So interesting things always happen on Fridays, I have noticed. This Friday, the week before open enrollment begins, was already pretty hopping when word came that federal CMS had approved Arkansas’ Section 1115 Medicaid waiver request to provide coverage to an estimated 200,000 adults through qualified health plans offered in the Arkansas Health Connector, the state’s health insurance marketplace.
Covering these parents and other adults will help protect the health and financial security of their entire families and should lead to many more already-eligible children signing up for coverage as the state puts out the welcome mat. So we are pleased to see the state moving forward.
However we did extensive comments on some of the details that we hoped would be improved upon in the final agreement. A quick read of the final waiver agreement suggests that some of these comments were heard, some weren’t, and for many we will need to wait for follow-up documents to learn whether or not CMS took our suggestions to heart. Important issues such as what the benefits package looks like, how the medically frail population will be identified, and the evaluation plan – are left to another day. In some cases, that day may be Monday, but it is still another day!
On the specifics though, we are disappointed to see that CMS will allow the state to include 19 and 20 year olds in the demonstration with a wraparound of the EPSDT benefit. We had argued that, in line with CMS guidance issued in March, only beneficiary groups whose benefit packages easily aligned with the Essential Health Benefits should be included because wraps are hard to do well. EPSDT clearly does not easily align with the EHBs, so that is unfortunate news.
Also, we had hoped that some more consumer focused criteria would be used for the auto-assignment process such as matching individuals with their current providers to the extent possible, but these suggestions were not adopted, either. Of course, there is some merit for consumers in the state’s approach, which seeks to ensure that multiple plans stay in the market to promote consumer choice.
For some good news, beneficiaries will have a choice of at least one QHP that contracts with a community health center in their area.

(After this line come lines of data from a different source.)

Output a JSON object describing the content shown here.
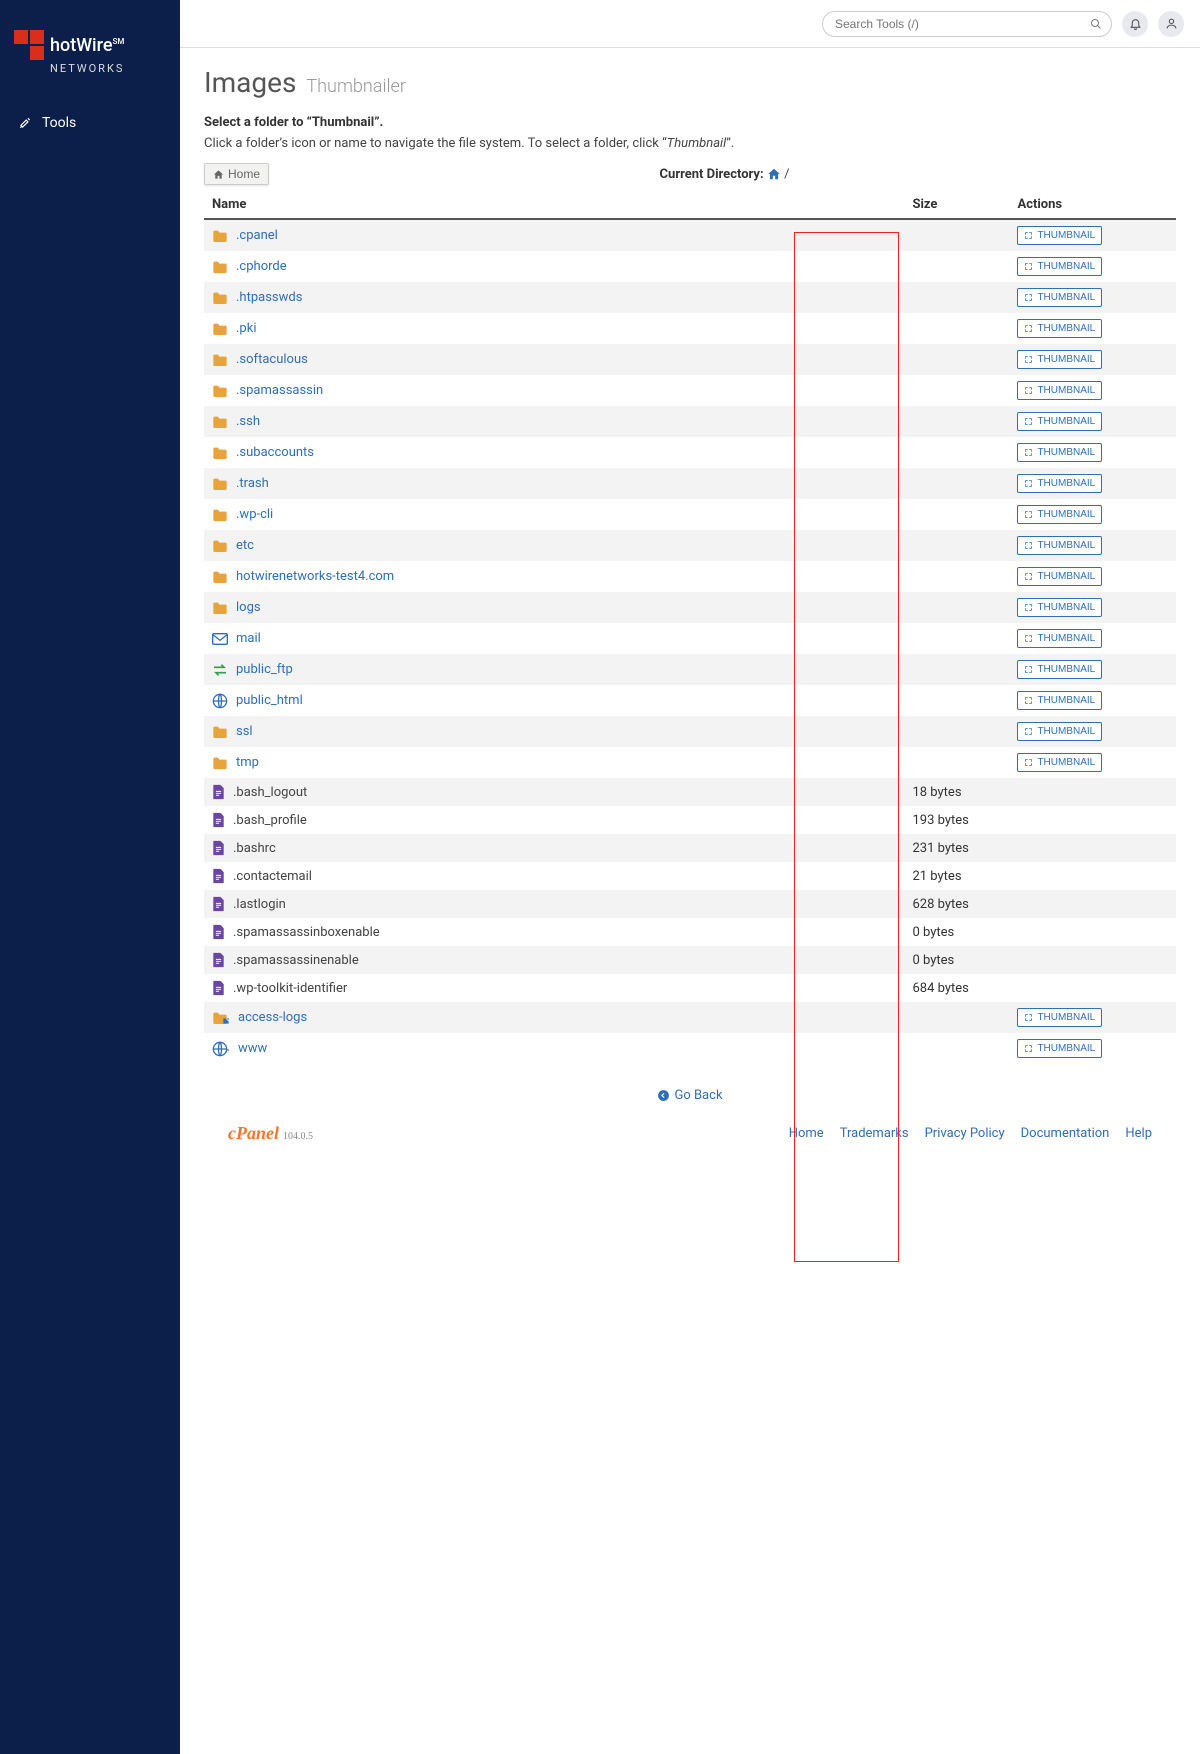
{
  "brand": {
    "name": "hotWire",
    "suffix": "SM",
    "sub": "NETWORKS"
  },
  "sidebar": {
    "tools": "Tools"
  },
  "topbar": {
    "search_placeholder": "Search Tools (/)"
  },
  "page": {
    "title": "Images",
    "subtitle": "Thumbnailer",
    "intro_bold": "Select a folder to “Thumbnail”.",
    "intro_plain_before": "Click a folder’s icon or name to navigate the file system. To select a folder, click “",
    "intro_em": "Thumbnail",
    "intro_plain_after": "”.",
    "home_btn": "Home",
    "cur_dir_label": "Current Directory:",
    "cur_dir_path": "/",
    "go_back": "Go Back"
  },
  "table": {
    "col_name": "Name",
    "col_size": "Size",
    "col_actions": "Actions",
    "thumbnail_label": "THUMBNAIL"
  },
  "rows": [
    {
      "name": ".cpanel",
      "type": "folder"
    },
    {
      "name": ".cphorde",
      "type": "folder"
    },
    {
      "name": ".htpasswds",
      "type": "folder"
    },
    {
      "name": ".pki",
      "type": "folder"
    },
    {
      "name": ".softaculous",
      "type": "folder"
    },
    {
      "name": ".spamassassin",
      "type": "folder"
    },
    {
      "name": ".ssh",
      "type": "folder"
    },
    {
      "name": ".subaccounts",
      "type": "folder"
    },
    {
      "name": ".trash",
      "type": "folder"
    },
    {
      "name": ".wp-cli",
      "type": "folder"
    },
    {
      "name": "etc",
      "type": "folder"
    },
    {
      "name": "hotwirenetworks-test4.com",
      "type": "folder"
    },
    {
      "name": "logs",
      "type": "folder"
    },
    {
      "name": "mail",
      "type": "mail"
    },
    {
      "name": "public_ftp",
      "type": "ftp"
    },
    {
      "name": "public_html",
      "type": "web"
    },
    {
      "name": "ssl",
      "type": "folder"
    },
    {
      "name": "tmp",
      "type": "folder"
    },
    {
      "name": ".bash_logout",
      "type": "file",
      "size": "18 bytes"
    },
    {
      "name": ".bash_profile",
      "type": "file",
      "size": "193 bytes"
    },
    {
      "name": ".bashrc",
      "type": "file",
      "size": "231 bytes"
    },
    {
      "name": ".contactemail",
      "type": "file",
      "size": "21 bytes"
    },
    {
      "name": ".lastlogin",
      "type": "file",
      "size": "628 bytes"
    },
    {
      "name": ".spamassassinboxenable",
      "type": "file",
      "size": "0 bytes"
    },
    {
      "name": ".spamassassinenable",
      "type": "file",
      "size": "0 bytes"
    },
    {
      "name": ".wp-toolkit-identifier",
      "type": "file",
      "size": "684 bytes"
    },
    {
      "name": "access-logs",
      "type": "folder-link"
    },
    {
      "name": "www",
      "type": "web-link"
    }
  ],
  "footer": {
    "cpanel": "cPanel",
    "version": "104.0.5",
    "links": [
      "Home",
      "Trademarks",
      "Privacy Policy",
      "Documentation",
      "Help"
    ]
  }
}
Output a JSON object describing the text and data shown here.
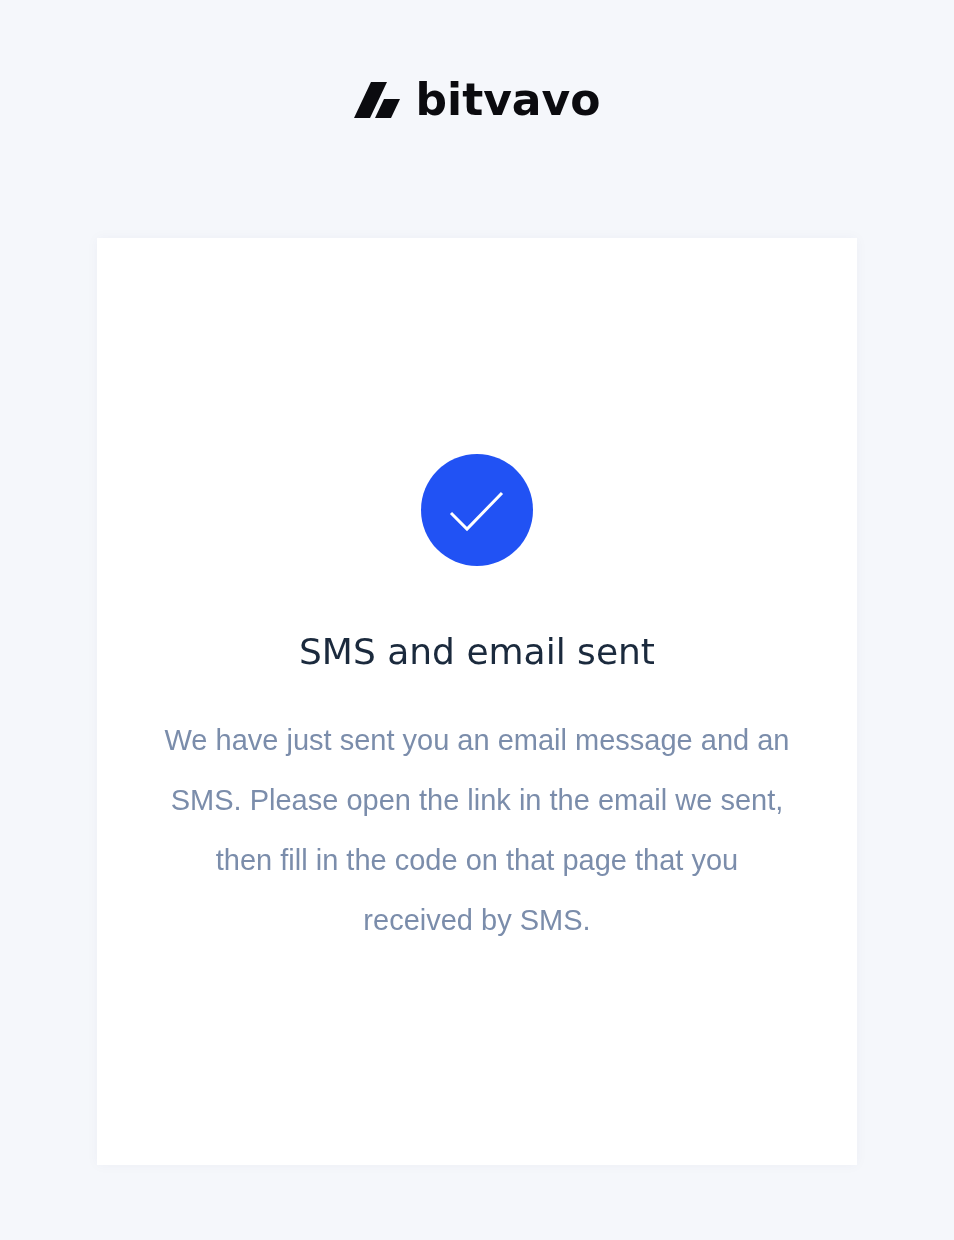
{
  "header": {
    "logo": {
      "wordmark": "bitvavo"
    }
  },
  "card": {
    "title": "SMS and email sent",
    "message": "We have just sent you an email message and an SMS. Please open the link in the email we sent, then fill in the code on that page that you received by SMS."
  }
}
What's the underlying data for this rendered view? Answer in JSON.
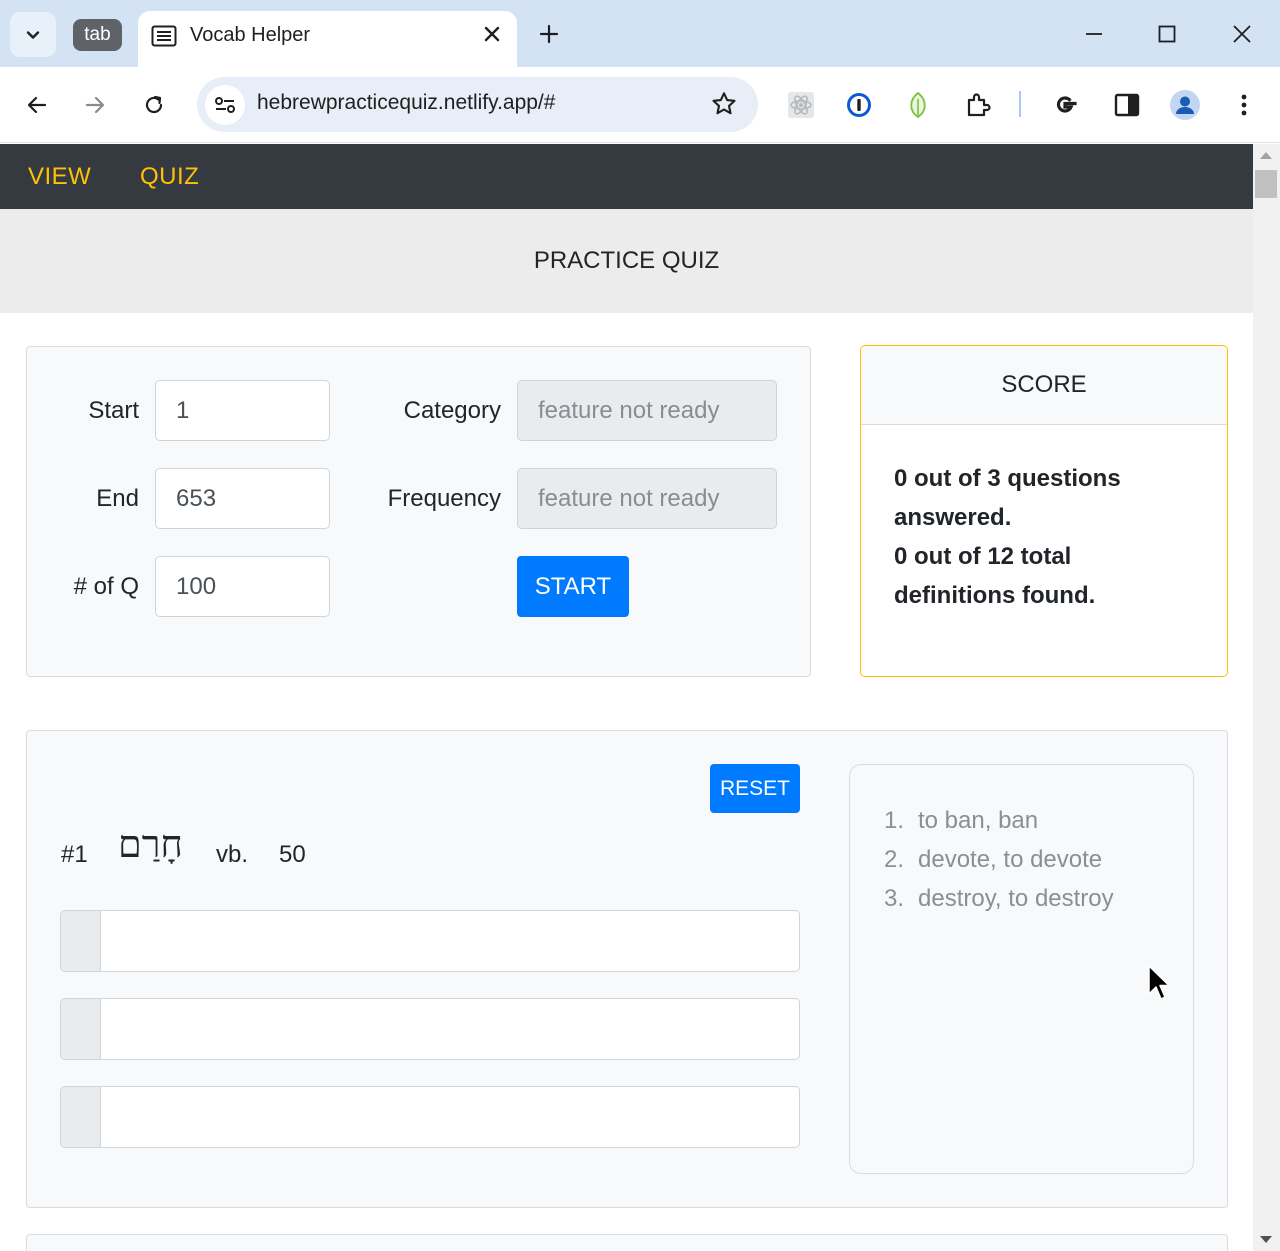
{
  "browser": {
    "tab_group_label": "tab",
    "tab_title": "Vocab Helper",
    "url": "hebrewpracticequiz.netlify.app/#"
  },
  "nav": {
    "links": [
      "VIEW",
      "QUIZ"
    ]
  },
  "header": {
    "title": "PRACTICE QUIZ"
  },
  "settings": {
    "start_label": "Start",
    "start_value": "1",
    "end_label": "End",
    "end_value": "653",
    "num_q_label": "# of Q",
    "num_q_value": "100",
    "category_label": "Category",
    "category_placeholder": "feature not ready",
    "frequency_label": "Frequency",
    "frequency_placeholder": "feature not ready",
    "start_button": "START"
  },
  "score": {
    "title": "SCORE",
    "line1": "0 out of 3 questions answered.",
    "line2": "0 out of 12 total definitions found."
  },
  "question": {
    "number": "#1",
    "word": "חָרַם",
    "pos": "vb.",
    "frequency": "50",
    "reset_button": "RESET",
    "definitions": [
      "to ban, ban",
      "devote, to devote",
      "destroy, to destroy"
    ]
  },
  "colors": {
    "navbar": "#343a40",
    "nav_link": "#ffc107",
    "primary": "#007bff",
    "score_border": "#ffc107"
  }
}
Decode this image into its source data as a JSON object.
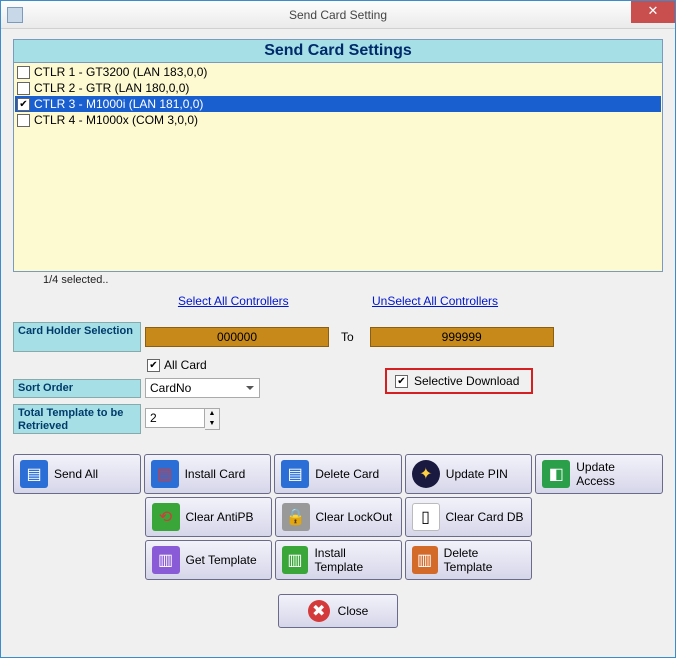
{
  "window": {
    "title": "Send Card Setting"
  },
  "panel_title": "Send Card Settings",
  "controllers": [
    {
      "label": "CTLR 1 - GT3200 (LAN 183,0,0)",
      "checked": false,
      "selected": false
    },
    {
      "label": "CTLR 2 - GTR (LAN 180,0,0)",
      "checked": false,
      "selected": false
    },
    {
      "label": "CTLR 3 - M1000i (LAN 181,0,0)",
      "checked": true,
      "selected": true
    },
    {
      "label": "CTLR 4 - M1000x (COM 3,0,0)",
      "checked": false,
      "selected": false
    }
  ],
  "selection_status": "1/4 selected..",
  "links": {
    "select_all": "Select All Controllers",
    "unselect_all": "UnSelect All Controllers"
  },
  "cardholder": {
    "label": "Card Holder Selection",
    "from": "000000",
    "to_label": "To",
    "to": "999999",
    "all_card_label": "All Card",
    "all_card_checked": true
  },
  "sort": {
    "label": "Sort Order",
    "value": "CardNo"
  },
  "template": {
    "label": "Total Template to be Retrieved",
    "value": "2"
  },
  "selective_dl": {
    "label": "Selective Download",
    "checked": true
  },
  "buttons": {
    "send_all": "Send All",
    "install_card": "Install Card",
    "delete_card": "Delete Card",
    "update_pin": "Update PIN",
    "update_access": "Update Access",
    "clear_antipb": "Clear AntiPB",
    "clear_lockout": "Clear LockOut",
    "clear_card_db": "Clear Card DB",
    "get_template": "Get Template",
    "install_template": "Install Template",
    "delete_template": "Delete Template",
    "close": "Close"
  },
  "icons": {
    "send_all": "#2b6fd6",
    "install_card": "#2b6fd6",
    "delete_card": "#2b6fd6",
    "update_pin": "#1a1a40",
    "update_access": "#2b9f4a",
    "clear_antipb": "#d43a3a",
    "clear_lockout": "#555",
    "clear_card_db": "#eee",
    "get_template": "#8a5bd6",
    "install_template": "#3aa63a",
    "delete_template": "#d46a2a",
    "close": "#d43a3a"
  }
}
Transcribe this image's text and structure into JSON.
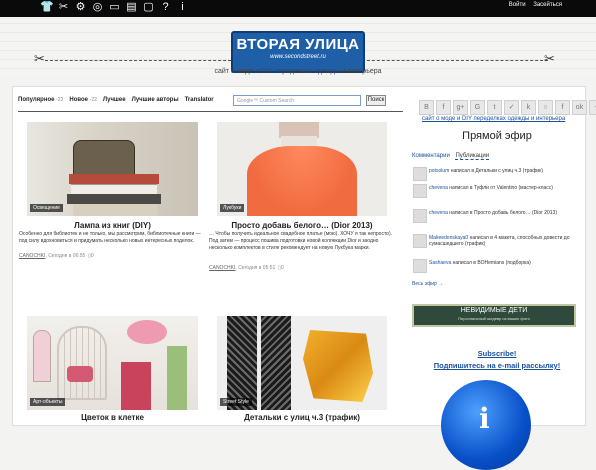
{
  "topbar": {
    "icons": [
      "shirt-icon",
      "scissors-icon",
      "sewing-machine-icon",
      "globe-icon",
      "iron-icon",
      "sewing-machine-2-icon",
      "speech-bubble-icon",
      "question-icon",
      "info-icon"
    ],
    "login": "Войти",
    "register": "Засейться"
  },
  "banner": {
    "logo_title": "ВТОРАЯ УЛИЦА",
    "logo_site": "www.secondstreet.ru",
    "tagline": "сайт о моде и DIY переделках одежды и интерьера"
  },
  "nav": {
    "items": [
      {
        "label": "Популярное",
        "suffix": "-22"
      },
      {
        "label": "Новое",
        "suffix": "-22"
      },
      {
        "label": "Лучшее",
        "suffix": ""
      },
      {
        "label": "Лучшие авторы",
        "suffix": ""
      },
      {
        "label": "Translator",
        "suffix": ""
      }
    ],
    "search_placeholder": "Google™ Custom Search",
    "search_button": "Поиск"
  },
  "posts": [
    {
      "tag": "Освещение",
      "title": "Лампа из книг (DIY)",
      "excerpt": "Особенно для библиотек и не только, мы рассмотрим, библиотечные книги — под силу вдохновиться и придумать несколько новых интересных поделок.",
      "author": "CANOCHKI",
      "date": "Сегодня в 06:55",
      "comments": "0"
    },
    {
      "tag": "Лукбуки",
      "title": "Просто добавь белого… (Dior 2013)",
      "excerpt": "… Чтобы получить идеальное свадебное платье (мою). ХОЧУ я так непросто). Под затем — процесс пошива подготовки новой коллекции Dior и заодно несколько комплектов в стиле рекомендует на новую Лукбука марки.",
      "author": "CANOCHKI",
      "date": "Сегодня в 05:51",
      "comments": "0"
    },
    {
      "tag": "Арт-объекты",
      "title": "Цветок в клетке",
      "excerpt": "",
      "author": "",
      "date": "",
      "comments": ""
    },
    {
      "tag": "Street Style",
      "title": "Детальки с улиц ч.3 (трафик)",
      "excerpt": "",
      "author": "",
      "date": "",
      "comments": ""
    }
  ],
  "sidebar": {
    "socials": [
      "B",
      "f",
      "g+",
      "G",
      "t",
      "✓",
      "k",
      "○",
      "f",
      "ok",
      "~"
    ],
    "site_link": "сайт о моде и DIY переделках одежды и интерьера",
    "live_title": "Прямой эфир",
    "tab_comments": "Комментарии",
    "tab_posts": "Публикации",
    "comments": [
      {
        "user": "potsolum",
        "text": "написал в Детальки с улиц ч.3 (трафик)"
      },
      {
        "user": "chevena",
        "text": "написал в Туфли от Valentino (мастер-класс)"
      },
      {
        "user": "chevena",
        "text": "написал в Просто добавь белого… (Dior 2013)"
      },
      {
        "user": "Makeedonskaya0",
        "text": "написал в 4 макета, способных довести до сумасшедшего (трафик)"
      },
      {
        "user": "Sashaeva",
        "text": "написал в BOHemians (подборка)"
      }
    ],
    "all_comments": "Весь эфир →",
    "ad_title": "НЕВИДИМЫЕ ДЕТИ",
    "ad_sub": "Персональный шедевр из ваших фото",
    "subscribe": "Subscribe!",
    "subscribe_email": "Подпишитесь на e-mail рассылку!"
  }
}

And in a fascinating twist, CMS actually waived the regulatory standard for cost-effectiveness in premium assistance programs that I blogged about earlier this year. This is a complex issue that I am still digesting, and I will say more about this in a future blog post!